Your assignment =>
The records below are to be written out again, exactly as they appear.

════

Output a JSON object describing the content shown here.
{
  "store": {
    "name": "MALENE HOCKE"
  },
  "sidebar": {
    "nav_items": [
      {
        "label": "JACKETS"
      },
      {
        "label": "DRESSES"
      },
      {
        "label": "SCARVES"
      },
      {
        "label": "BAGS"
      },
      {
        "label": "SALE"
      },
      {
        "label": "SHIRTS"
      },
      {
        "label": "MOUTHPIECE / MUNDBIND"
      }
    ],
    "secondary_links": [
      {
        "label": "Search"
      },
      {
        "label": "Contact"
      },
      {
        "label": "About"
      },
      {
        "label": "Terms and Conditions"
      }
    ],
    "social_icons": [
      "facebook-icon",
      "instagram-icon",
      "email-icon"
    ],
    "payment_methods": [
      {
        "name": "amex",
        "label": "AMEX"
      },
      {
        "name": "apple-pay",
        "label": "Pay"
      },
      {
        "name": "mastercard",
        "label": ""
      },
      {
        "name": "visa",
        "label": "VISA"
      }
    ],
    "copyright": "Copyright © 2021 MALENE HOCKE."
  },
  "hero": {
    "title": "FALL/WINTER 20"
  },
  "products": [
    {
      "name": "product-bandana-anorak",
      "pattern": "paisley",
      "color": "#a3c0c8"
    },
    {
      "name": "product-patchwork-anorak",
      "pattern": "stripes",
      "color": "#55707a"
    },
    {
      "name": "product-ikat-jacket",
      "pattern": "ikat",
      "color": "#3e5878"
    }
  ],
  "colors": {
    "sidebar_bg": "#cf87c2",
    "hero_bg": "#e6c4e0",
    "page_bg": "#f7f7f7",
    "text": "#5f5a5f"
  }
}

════

Exercise response =>
Output a JSON object describing the content shown here.
{
  "store": {
    "name": "MALENE HOCKE"
  },
  "sidebar": {
    "nav_items": [
      {
        "label": "JACKETS"
      },
      {
        "label": "DRESSES"
      },
      {
        "label": "SCARVES"
      },
      {
        "label": "BAGS"
      },
      {
        "label": "SALE"
      },
      {
        "label": "SHIRTS"
      },
      {
        "label": "MOUTHPIECE / MUNDBIND"
      }
    ],
    "secondary_links": [
      {
        "label": "Search"
      },
      {
        "label": "Contact"
      },
      {
        "label": "About"
      },
      {
        "label": "Terms and Conditions"
      }
    ],
    "social_icons": [
      "facebook-icon",
      "instagram-icon",
      "email-icon"
    ],
    "payment_methods": [
      {
        "name": "amex",
        "label": "AMEX"
      },
      {
        "name": "apple-pay",
        "label": "Pay"
      },
      {
        "name": "mastercard",
        "label": ""
      },
      {
        "name": "visa",
        "label": "VISA"
      }
    ],
    "copyright": "Copyright © 2021 MALENE HOCKE."
  },
  "hero": {
    "title": "FALL/WINTER 20"
  },
  "products": [
    {
      "name": "product-bandana-anorak",
      "pattern": "paisley",
      "color": "#a3c0c8"
    },
    {
      "name": "product-patchwork-anorak",
      "pattern": "stripes",
      "color": "#55707a"
    },
    {
      "name": "product-ikat-jacket",
      "pattern": "ikat",
      "color": "#3e5878"
    }
  ],
  "colors": {
    "sidebar_bg": "#cf87c2",
    "hero_bg": "#e6c4e0",
    "page_bg": "#f7f7f7",
    "text": "#5f5a5f"
  }
}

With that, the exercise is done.